WHAT YOU WILL DO
Write out every line below again exactly as it stands, skipping each image.
****
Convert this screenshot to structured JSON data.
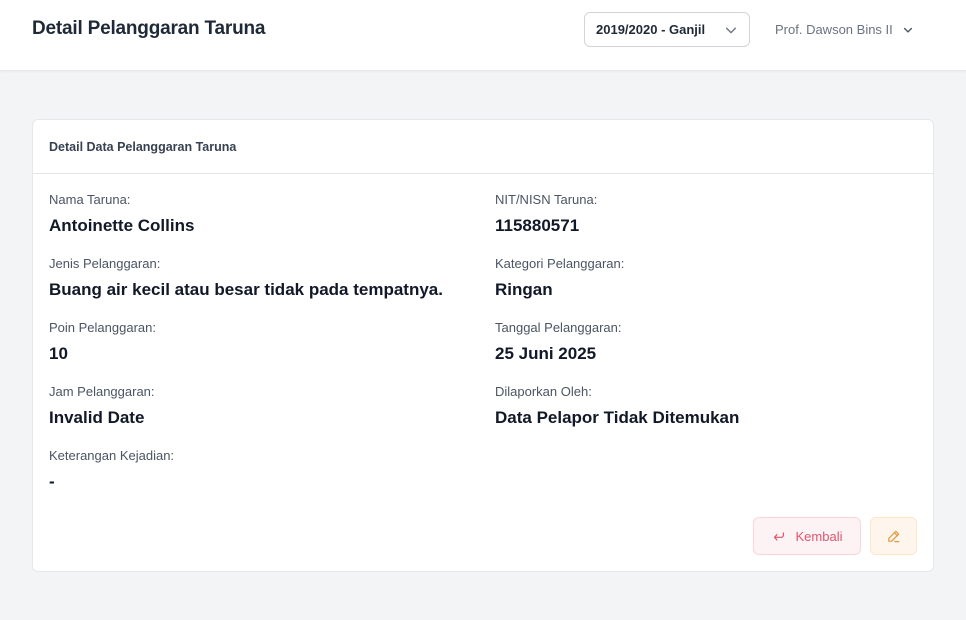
{
  "header": {
    "title": "Detail Pelanggaran Taruna",
    "semester": "2019/2020 - Ganjil",
    "user_name": "Prof. Dawson Bins II"
  },
  "card": {
    "title": "Detail Data Pelanggaran Taruna",
    "fields": [
      {
        "label": "Nama Taruna:",
        "value": "Antoinette Collins"
      },
      {
        "label": "NIT/NISN Taruna:",
        "value": "115880571"
      },
      {
        "label": "Jenis Pelanggaran:",
        "value": "Buang air kecil atau besar tidak pada tempatnya."
      },
      {
        "label": "Kategori Pelanggaran:",
        "value": "Ringan"
      },
      {
        "label": "Poin Pelanggaran:",
        "value": "10"
      },
      {
        "label": "Tanggal Pelanggaran:",
        "value": "25 Juni 2025"
      },
      {
        "label": "Jam Pelanggaran:",
        "value": "Invalid Date"
      },
      {
        "label": "Dilaporkan Oleh:",
        "value": "Data Pelapor Tidak Ditemukan"
      },
      {
        "label": "Keterangan Kejadian:",
        "value": "-"
      }
    ],
    "back_label": "Kembali"
  },
  "colors": {
    "back_text": "#e0556f",
    "edit_icon": "#e09a3e"
  },
  "icons": {
    "semester_dropdown": "chevron-down-icon",
    "user_dropdown": "chevron-down-icon",
    "back": "return-arrow-icon",
    "edit": "pencil-icon"
  }
}
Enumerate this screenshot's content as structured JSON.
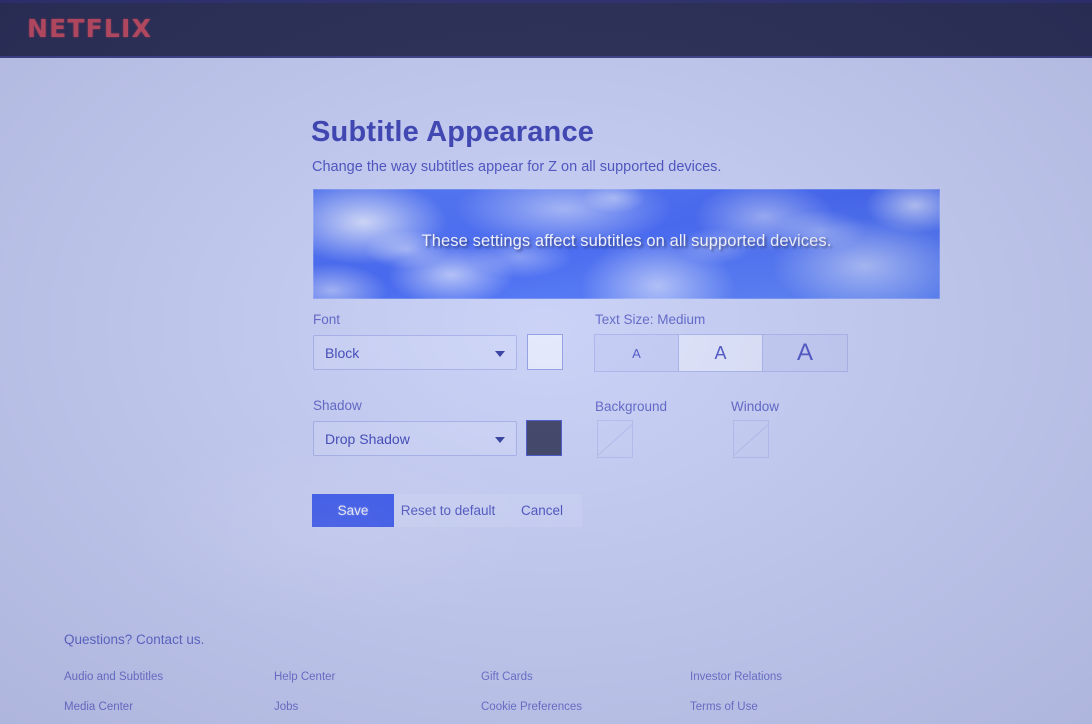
{
  "header": {
    "brand": "NETFLIX"
  },
  "page": {
    "title": "Subtitle Appearance",
    "description": "Change the way subtitles appear for Z on all supported devices."
  },
  "preview": {
    "text": "These settings affect subtitles on all supported devices."
  },
  "controls": {
    "font": {
      "label": "Font",
      "value": "Block",
      "color_swatch": "#e3e8fc"
    },
    "text_size": {
      "label": "Text Size: Medium",
      "selected": "Medium",
      "options": [
        {
          "label": "A",
          "size": "Small"
        },
        {
          "label": "A",
          "size": "Medium"
        },
        {
          "label": "A",
          "size": "Large"
        }
      ]
    },
    "shadow": {
      "label": "Shadow",
      "value": "Drop Shadow",
      "color_swatch": "#3a3f63"
    },
    "background": {
      "label": "Background",
      "value": "None"
    },
    "window": {
      "label": "Window",
      "value": "None"
    }
  },
  "actions": {
    "save": "Save",
    "reset": "Reset to default",
    "cancel": "Cancel"
  },
  "footer": {
    "contact": "Questions? Contact us.",
    "columns": [
      {
        "links": [
          "Audio and Subtitles",
          "Media Center"
        ]
      },
      {
        "links": [
          "Help Center",
          "Jobs"
        ]
      },
      {
        "links": [
          "Gift Cards",
          "Cookie Preferences"
        ]
      },
      {
        "links": [
          "Investor Relations",
          "Terms of Use"
        ]
      }
    ]
  },
  "colors": {
    "page_background": "#c7cff6",
    "topbar": "#272b52",
    "brand_red": "#c0485e",
    "accent_blue": "#3352ee",
    "title_blue": "#3a41b4"
  }
}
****
THE ANSWER
Convert this screenshot to structured JSON data.
{
  "header": {
    "title": "Detail Pelanggaran Taruna",
    "semester": "2019/2020 - Ganjil",
    "user_name": "Prof. Dawson Bins II"
  },
  "card": {
    "title": "Detail Data Pelanggaran Taruna",
    "fields": [
      {
        "label": "Nama Taruna:",
        "value": "Antoinette Collins"
      },
      {
        "label": "NIT/NISN Taruna:",
        "value": "115880571"
      },
      {
        "label": "Jenis Pelanggaran:",
        "value": "Buang air kecil atau besar tidak pada tempatnya."
      },
      {
        "label": "Kategori Pelanggaran:",
        "value": "Ringan"
      },
      {
        "label": "Poin Pelanggaran:",
        "value": "10"
      },
      {
        "label": "Tanggal Pelanggaran:",
        "value": "25 Juni 2025"
      },
      {
        "label": "Jam Pelanggaran:",
        "value": "Invalid Date"
      },
      {
        "label": "Dilaporkan Oleh:",
        "value": "Data Pelapor Tidak Ditemukan"
      },
      {
        "label": "Keterangan Kejadian:",
        "value": "-"
      }
    ],
    "back_label": "Kembali"
  },
  "colors": {
    "back_text": "#e0556f",
    "edit_icon": "#e09a3e"
  },
  "icons": {
    "semester_dropdown": "chevron-down-icon",
    "user_dropdown": "chevron-down-icon",
    "back": "return-arrow-icon",
    "edit": "pencil-icon"
  }
}
Enumerate this screenshot's content as structured JSON.
{
  "header": {
    "brand": "NETFLIX"
  },
  "page": {
    "title": "Subtitle Appearance",
    "description": "Change the way subtitles appear for Z on all supported devices."
  },
  "preview": {
    "text": "These settings affect subtitles on all supported devices."
  },
  "controls": {
    "font": {
      "label": "Font",
      "value": "Block",
      "color_swatch": "#e3e8fc"
    },
    "text_size": {
      "label": "Text Size: Medium",
      "selected": "Medium",
      "options": [
        {
          "label": "A",
          "size": "Small"
        },
        {
          "label": "A",
          "size": "Medium"
        },
        {
          "label": "A",
          "size": "Large"
        }
      ]
    },
    "shadow": {
      "label": "Shadow",
      "value": "Drop Shadow",
      "color_swatch": "#3a3f63"
    },
    "background": {
      "label": "Background",
      "value": "None"
    },
    "window": {
      "label": "Window",
      "value": "None"
    }
  },
  "actions": {
    "save": "Save",
    "reset": "Reset to default",
    "cancel": "Cancel"
  },
  "footer": {
    "contact": "Questions? Contact us.",
    "columns": [
      {
        "links": [
          "Audio and Subtitles",
          "Media Center"
        ]
      },
      {
        "links": [
          "Help Center",
          "Jobs"
        ]
      },
      {
        "links": [
          "Gift Cards",
          "Cookie Preferences"
        ]
      },
      {
        "links": [
          "Investor Relations",
          "Terms of Use"
        ]
      }
    ]
  },
  "colors": {
    "page_background": "#c7cff6",
    "topbar": "#272b52",
    "brand_red": "#c0485e",
    "accent_blue": "#3352ee",
    "title_blue": "#3a41b4"
  }
}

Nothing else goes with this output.